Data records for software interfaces
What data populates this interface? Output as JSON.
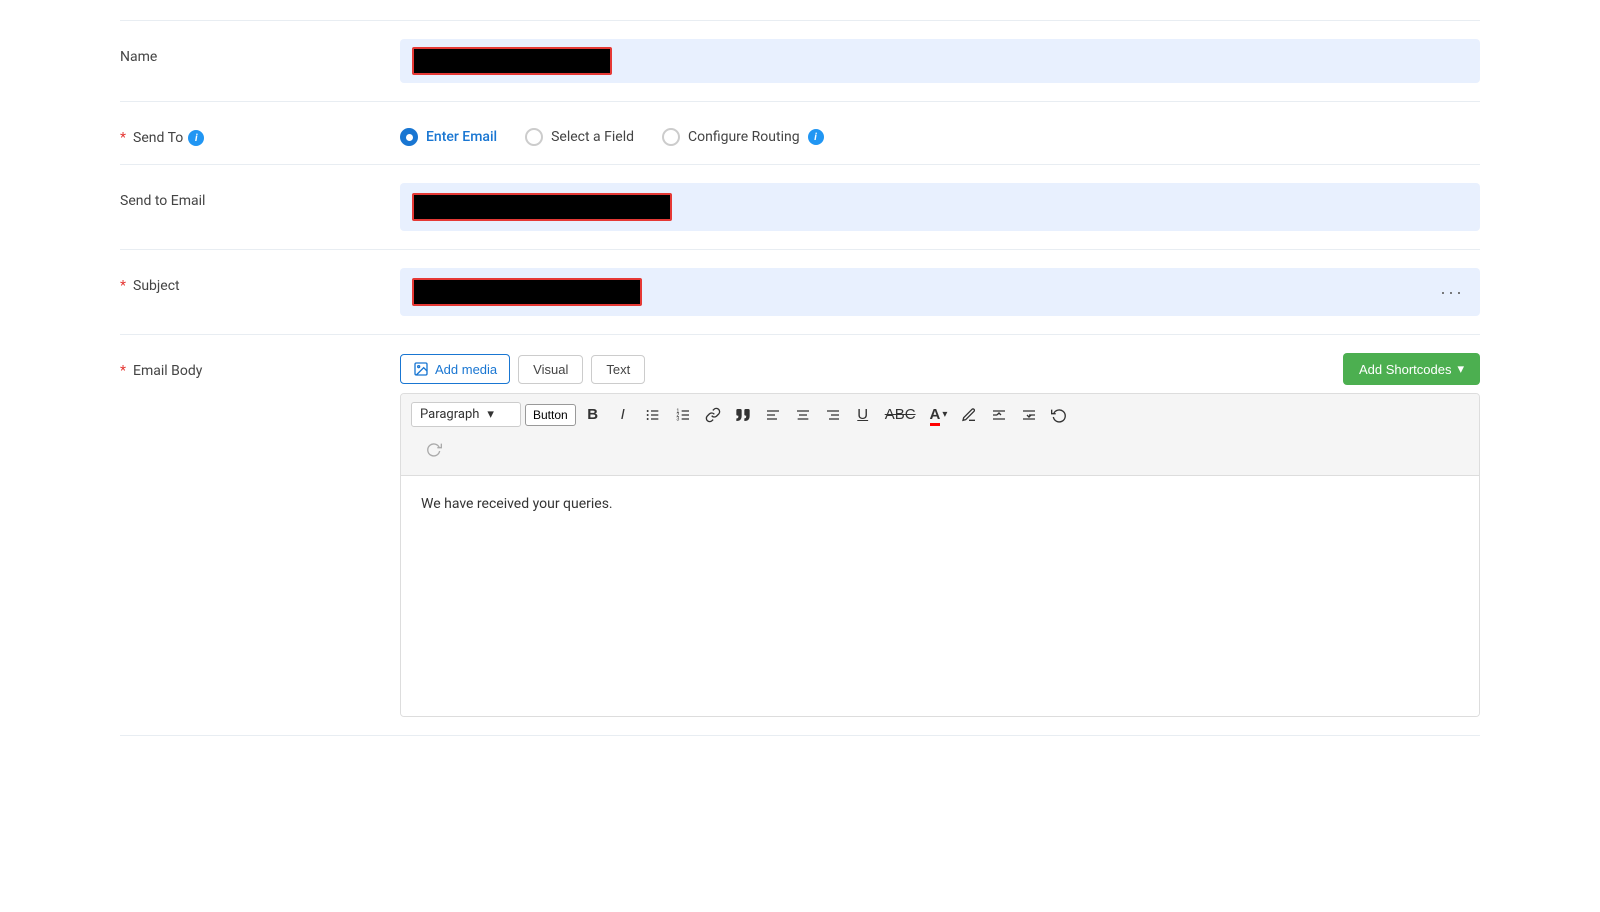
{
  "form": {
    "name_label": "Name",
    "send_to_label": "Send To",
    "send_to_email_label": "Send to Email",
    "subject_label": "Subject",
    "email_body_label": "Email Body"
  },
  "send_to_options": [
    {
      "id": "enter_email",
      "label": "Enter Email",
      "selected": true
    },
    {
      "id": "select_field",
      "label": "Select a Field",
      "selected": false
    },
    {
      "id": "configure_routing",
      "label": "Configure Routing",
      "selected": false
    }
  ],
  "toolbar": {
    "add_media_label": "Add media",
    "visual_tab": "Visual",
    "text_tab": "Text",
    "add_shortcodes_label": "Add Shortcodes",
    "paragraph_select": "Paragraph",
    "button_label": "Button",
    "bold_title": "Bold",
    "italic_title": "Italic",
    "ul_title": "Unordered List",
    "ol_title": "Ordered List",
    "link_title": "Link",
    "blockquote_title": "Blockquote",
    "align_left_title": "Align Left",
    "align_center_title": "Align Center",
    "align_right_title": "Align Right",
    "underline_title": "Underline",
    "strikethrough_title": "Strikethrough",
    "text_color_title": "Text Color",
    "pencil_title": "Pencil",
    "indent_title": "Indent",
    "outdent_title": "Outdent",
    "undo_title": "Undo",
    "redo_title": "Redo"
  },
  "editor": {
    "body_text": "We have received your queries."
  },
  "dots_label": "···"
}
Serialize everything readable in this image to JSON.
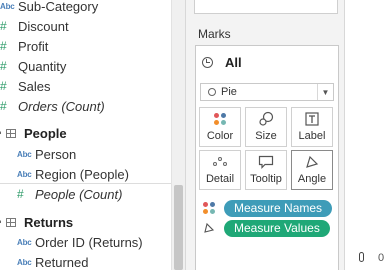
{
  "data_pane": {
    "orders_fields": [
      {
        "type": "dimension",
        "name": "Sub-Category",
        "italic": false
      },
      {
        "type": "measure",
        "name": "Discount",
        "italic": false
      },
      {
        "type": "measure",
        "name": "Profit",
        "italic": false
      },
      {
        "type": "measure",
        "name": "Quantity",
        "italic": false
      },
      {
        "type": "measure",
        "name": "Sales",
        "italic": false
      },
      {
        "type": "measure",
        "name": "Orders (Count)",
        "italic": true
      }
    ],
    "people": {
      "title": "People",
      "fields": [
        {
          "type": "dimension",
          "name": "Person"
        },
        {
          "type": "dimension",
          "name": "Region (People)"
        },
        {
          "type": "measure",
          "name": "People (Count)",
          "italic": true
        }
      ]
    },
    "returns": {
      "title": "Returns",
      "fields": [
        {
          "type": "dimension",
          "name": "Order ID (Returns)"
        },
        {
          "type": "dimension",
          "name": "Returned"
        }
      ]
    },
    "icons": {
      "dimension": "Abc",
      "measure": "#"
    }
  },
  "marks": {
    "title": "Marks",
    "all_label": "All",
    "mark_type": "Pie",
    "buttons": [
      {
        "name": "color",
        "label": "Color"
      },
      {
        "name": "size",
        "label": "Size"
      },
      {
        "name": "label",
        "label": "Label"
      },
      {
        "name": "detail",
        "label": "Detail"
      },
      {
        "name": "tooltip",
        "label": "Tooltip"
      },
      {
        "name": "angle",
        "label": "Angle"
      }
    ],
    "pills": [
      {
        "label": "Measure Names",
        "color": "#3e9cb8",
        "icon": "color-dots-icon"
      },
      {
        "label": "Measure Values",
        "color": "#1fa877",
        "icon": "angle-icon"
      }
    ]
  },
  "view": {
    "axis_value": "0"
  },
  "colors": {
    "dimension_blue": "#4a7fb8",
    "measure_green": "#2f9c6a",
    "dot_red": "#e15759",
    "dot_blue": "#4e79a7",
    "dot_orange": "#f28e2b",
    "dot_teal": "#76b7b2"
  }
}
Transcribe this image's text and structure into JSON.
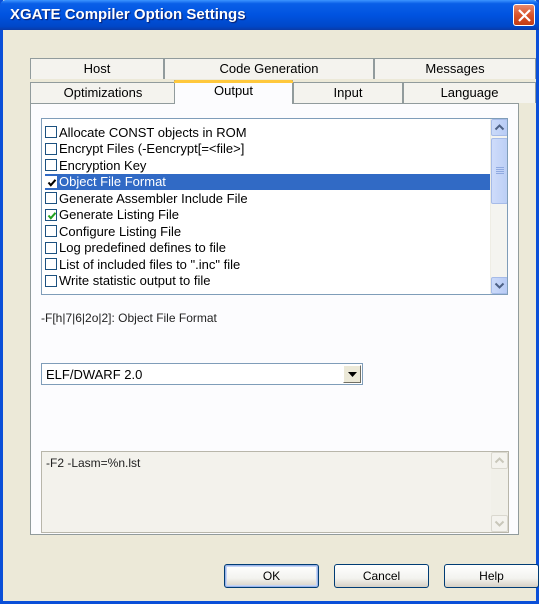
{
  "window": {
    "title": "XGATE Compiler Option Settings"
  },
  "tabs_back": [
    {
      "label": "Host"
    },
    {
      "label": "Code Generation"
    },
    {
      "label": "Messages"
    }
  ],
  "tabs_front": [
    {
      "label": "Optimizations"
    },
    {
      "label": "Output",
      "active": true
    },
    {
      "label": "Input"
    },
    {
      "label": "Language"
    }
  ],
  "options": [
    {
      "label": "Allocate CONST objects in ROM",
      "checked": false
    },
    {
      "label": "Encrypt Files (-Eencrypt[=<file>]",
      "checked": false
    },
    {
      "label": "Encryption Key",
      "checked": false
    },
    {
      "label": "Object File Format",
      "checked": true,
      "selected": true
    },
    {
      "label": "Generate Assembler Include File",
      "checked": false
    },
    {
      "label": "Generate Listing File",
      "checked": true
    },
    {
      "label": "Configure Listing File",
      "checked": false
    },
    {
      "label": "Log predefined defines to file",
      "checked": false
    },
    {
      "label": "List of included files to \".inc\" file",
      "checked": false
    },
    {
      "label": "Write statistic output to file",
      "checked": false
    }
  ],
  "description": "-F[h|7|6|2o|2]: Object File Format",
  "format_select": {
    "value": "ELF/DWARF 2.0"
  },
  "command_line": "-F2 -Lasm=%n.lst",
  "buttons": {
    "ok": "OK",
    "cancel": "Cancel",
    "help": "Help"
  },
  "colors": {
    "title_bar": "#0053e0",
    "selection": "#316ac5",
    "active_tab_accent": "#ffc83c",
    "close_button": "#d9532a"
  }
}
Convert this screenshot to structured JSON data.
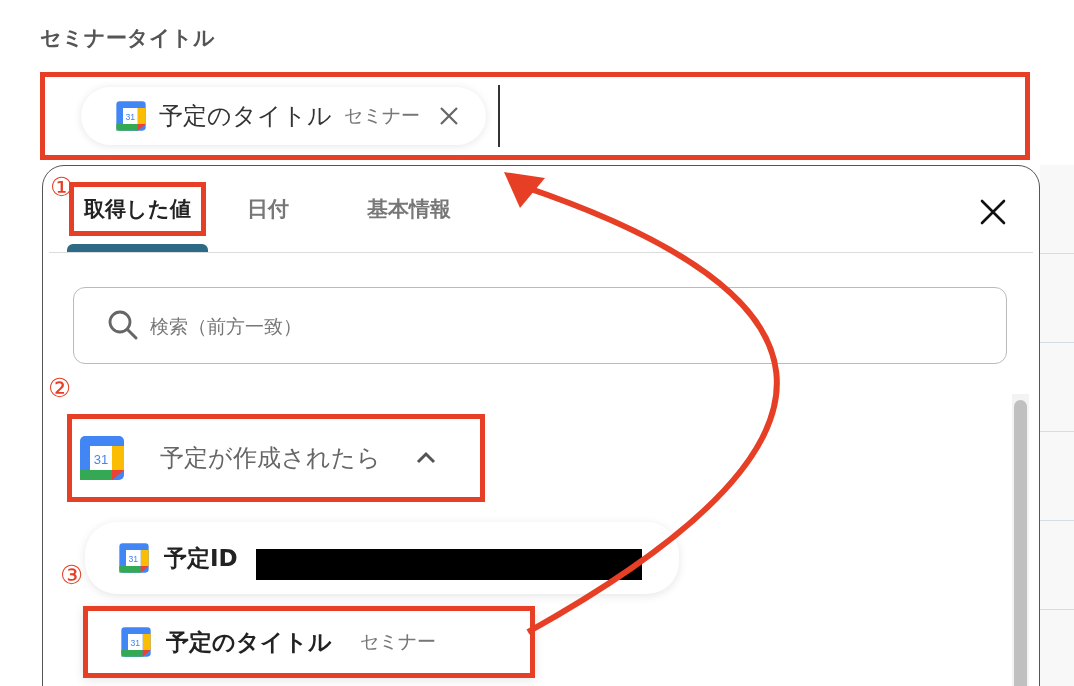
{
  "field_label": "セミナータイトル",
  "input": {
    "highlighted": true,
    "chips": [
      {
        "icon_label": "31",
        "title": "予定のタイトル",
        "value": "セミナー"
      }
    ]
  },
  "panel": {
    "tabs": [
      {
        "label": "取得した値",
        "selected": true,
        "highlighted": true
      },
      {
        "label": "日付",
        "selected": false,
        "highlighted": false
      },
      {
        "label": "基本情報",
        "selected": false,
        "highlighted": false
      }
    ],
    "search": {
      "placeholder": "検索（前方一致）"
    },
    "group": {
      "icon_label": "31",
      "title": "予定が作成されたら",
      "expanded": true,
      "highlighted": true,
      "items": [
        {
          "kind": "redacted",
          "icon_label": "31",
          "label": "予定ID",
          "highlighted": false
        },
        {
          "kind": "text",
          "icon_label": "31",
          "label": "予定のタイトル",
          "value": "セミナー",
          "highlighted": true
        }
      ]
    }
  },
  "annotations": [
    "①",
    "②",
    "③"
  ]
}
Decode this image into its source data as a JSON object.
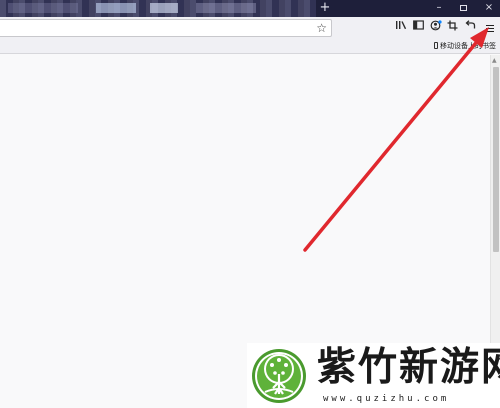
{
  "tabs": {
    "new_tab_label": "+"
  },
  "window_controls": {
    "minimize": "–",
    "close": "×"
  },
  "toolbar": {
    "icons": [
      "library-icon",
      "sidebar-icon",
      "account-icon",
      "screenshot-icon",
      "back-icon",
      "menu-icon"
    ],
    "star": "☆"
  },
  "bookmarks": {
    "mobile_label": "移动设备上的书签"
  },
  "annotation": {
    "arrow_color": "#e0282e"
  },
  "watermark": {
    "title": "紫竹新游网",
    "url": "www.quzizhu.com",
    "brand_color": "#4a9a2e"
  }
}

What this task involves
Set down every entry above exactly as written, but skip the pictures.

Reply to the task
What data populates this interface? Output as JSON.
{
  "form": {
    "name_label": "Name",
    "send_to_label": "Send To",
    "send_to_email_label": "Send to Email",
    "subject_label": "Subject",
    "email_body_label": "Email Body"
  },
  "send_to_options": [
    {
      "id": "enter_email",
      "label": "Enter Email",
      "selected": true
    },
    {
      "id": "select_field",
      "label": "Select a Field",
      "selected": false
    },
    {
      "id": "configure_routing",
      "label": "Configure Routing",
      "selected": false
    }
  ],
  "toolbar": {
    "add_media_label": "Add media",
    "visual_tab": "Visual",
    "text_tab": "Text",
    "add_shortcodes_label": "Add Shortcodes",
    "paragraph_select": "Paragraph",
    "button_label": "Button",
    "bold_title": "Bold",
    "italic_title": "Italic",
    "ul_title": "Unordered List",
    "ol_title": "Ordered List",
    "link_title": "Link",
    "blockquote_title": "Blockquote",
    "align_left_title": "Align Left",
    "align_center_title": "Align Center",
    "align_right_title": "Align Right",
    "underline_title": "Underline",
    "strikethrough_title": "Strikethrough",
    "text_color_title": "Text Color",
    "pencil_title": "Pencil",
    "indent_title": "Indent",
    "outdent_title": "Outdent",
    "undo_title": "Undo",
    "redo_title": "Redo"
  },
  "editor": {
    "body_text": "We have received your queries."
  },
  "dots_label": "···"
}
Serialize everything readable in this image to JSON.
{
  "data_pane": {
    "orders_fields": [
      {
        "type": "dimension",
        "name": "Sub-Category",
        "italic": false
      },
      {
        "type": "measure",
        "name": "Discount",
        "italic": false
      },
      {
        "type": "measure",
        "name": "Profit",
        "italic": false
      },
      {
        "type": "measure",
        "name": "Quantity",
        "italic": false
      },
      {
        "type": "measure",
        "name": "Sales",
        "italic": false
      },
      {
        "type": "measure",
        "name": "Orders (Count)",
        "italic": true
      }
    ],
    "people": {
      "title": "People",
      "fields": [
        {
          "type": "dimension",
          "name": "Person"
        },
        {
          "type": "dimension",
          "name": "Region (People)"
        },
        {
          "type": "measure",
          "name": "People (Count)",
          "italic": true
        }
      ]
    },
    "returns": {
      "title": "Returns",
      "fields": [
        {
          "type": "dimension",
          "name": "Order ID (Returns)"
        },
        {
          "type": "dimension",
          "name": "Returned"
        }
      ]
    },
    "icons": {
      "dimension": "Abc",
      "measure": "#"
    }
  },
  "marks": {
    "title": "Marks",
    "all_label": "All",
    "mark_type": "Pie",
    "buttons": [
      {
        "name": "color",
        "label": "Color"
      },
      {
        "name": "size",
        "label": "Size"
      },
      {
        "name": "label",
        "label": "Label"
      },
      {
        "name": "detail",
        "label": "Detail"
      },
      {
        "name": "tooltip",
        "label": "Tooltip"
      },
      {
        "name": "angle",
        "label": "Angle"
      }
    ],
    "pills": [
      {
        "label": "Measure Names",
        "color": "#3e9cb8",
        "icon": "color-dots-icon"
      },
      {
        "label": "Measure Values",
        "color": "#1fa877",
        "icon": "angle-icon"
      }
    ]
  },
  "view": {
    "axis_value": "0"
  },
  "colors": {
    "dimension_blue": "#4a7fb8",
    "measure_green": "#2f9c6a",
    "dot_red": "#e15759",
    "dot_blue": "#4e79a7",
    "dot_orange": "#f28e2b",
    "dot_teal": "#76b7b2"
  }
}
Transcribe this image's text and structure into JSON.
{
  "window": {
    "title": "XGATE Compiler Option Settings"
  },
  "tabs_back": [
    {
      "label": "Host"
    },
    {
      "label": "Code Generation"
    },
    {
      "label": "Messages"
    }
  ],
  "tabs_front": [
    {
      "label": "Optimizations"
    },
    {
      "label": "Output",
      "active": true
    },
    {
      "label": "Input"
    },
    {
      "label": "Language"
    }
  ],
  "options": [
    {
      "label": "Allocate CONST objects in ROM",
      "checked": false
    },
    {
      "label": "Encrypt Files (-Eencrypt[=<file>]",
      "checked": false
    },
    {
      "label": "Encryption Key",
      "checked": false
    },
    {
      "label": "Object File Format",
      "checked": true,
      "selected": true
    },
    {
      "label": "Generate Assembler Include File",
      "checked": false
    },
    {
      "label": "Generate Listing File",
      "checked": true
    },
    {
      "label": "Configure Listing File",
      "checked": false
    },
    {
      "label": "Log predefined defines to file",
      "checked": false
    },
    {
      "label": "List of included files to \".inc\" file",
      "checked": false
    },
    {
      "label": "Write statistic output to file",
      "checked": false
    }
  ],
  "description": "-F[h|7|6|2o|2]: Object File Format",
  "format_select": {
    "value": "ELF/DWARF 2.0"
  },
  "command_line": "-F2 -Lasm=%n.lst",
  "buttons": {
    "ok": "OK",
    "cancel": "Cancel",
    "help": "Help"
  },
  "colors": {
    "title_bar": "#0053e0",
    "selection": "#316ac5",
    "active_tab_accent": "#ffc83c",
    "close_button": "#d9532a"
  }
}
Convert this screenshot to structured JSON data.
{
  "field_label": "セミナータイトル",
  "input": {
    "highlighted": true,
    "chips": [
      {
        "icon_label": "31",
        "title": "予定のタイトル",
        "value": "セミナー"
      }
    ]
  },
  "panel": {
    "tabs": [
      {
        "label": "取得した値",
        "selected": true,
        "highlighted": true
      },
      {
        "label": "日付",
        "selected": false,
        "highlighted": false
      },
      {
        "label": "基本情報",
        "selected": false,
        "highlighted": false
      }
    ],
    "search": {
      "placeholder": "検索（前方一致）"
    },
    "group": {
      "icon_label": "31",
      "title": "予定が作成されたら",
      "expanded": true,
      "highlighted": true,
      "items": [
        {
          "kind": "redacted",
          "icon_label": "31",
          "label": "予定ID",
          "highlighted": false
        },
        {
          "kind": "text",
          "icon_label": "31",
          "label": "予定のタイトル",
          "value": "セミナー",
          "highlighted": true
        }
      ]
    }
  },
  "annotations": [
    "①",
    "②",
    "③"
  ]
}
Decode this image into its source data as a JSON object.
{
  "tabs": {
    "new_tab_label": "+"
  },
  "window_controls": {
    "minimize": "–",
    "close": "×"
  },
  "toolbar": {
    "icons": [
      "library-icon",
      "sidebar-icon",
      "account-icon",
      "screenshot-icon",
      "back-icon",
      "menu-icon"
    ],
    "star": "☆"
  },
  "bookmarks": {
    "mobile_label": "移动设备上的书签"
  },
  "annotation": {
    "arrow_color": "#e0282e"
  },
  "watermark": {
    "title": "紫竹新游网",
    "url": "www.quzizhu.com",
    "brand_color": "#4a9a2e"
  }
}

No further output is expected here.